- [TASK]: An exact copy of the data is required; the images should not appear in it.

===

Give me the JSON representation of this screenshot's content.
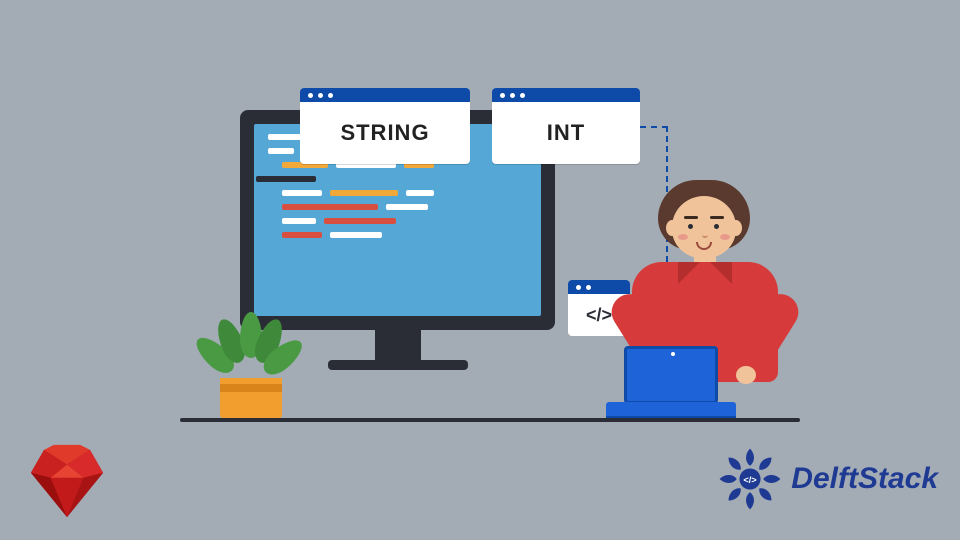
{
  "windows": {
    "string_label": "STRING",
    "int_label": "INT",
    "mini_code_label": "</>"
  },
  "brand": {
    "name": "DelftStack"
  },
  "icons": {
    "ruby": "ruby-gem-icon",
    "brand_mark": "delftstack-mandala-icon"
  },
  "colors": {
    "background": "#a3abb5",
    "accent_blue": "#0e4aa8",
    "shirt": "#d73a3a",
    "screen": "#55a8d6"
  }
}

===

- [SOLUTION]:
Give me the JSON representation of this screenshot's content.
{
  "windows": {
    "string_label": "STRING",
    "int_label": "INT",
    "mini_code_label": "</>"
  },
  "brand": {
    "name": "DelftStack"
  },
  "icons": {
    "ruby": "ruby-gem-icon",
    "brand_mark": "delftstack-mandala-icon"
  },
  "colors": {
    "background": "#a3abb5",
    "accent_blue": "#0e4aa8",
    "shirt": "#d73a3a",
    "screen": "#55a8d6"
  }
}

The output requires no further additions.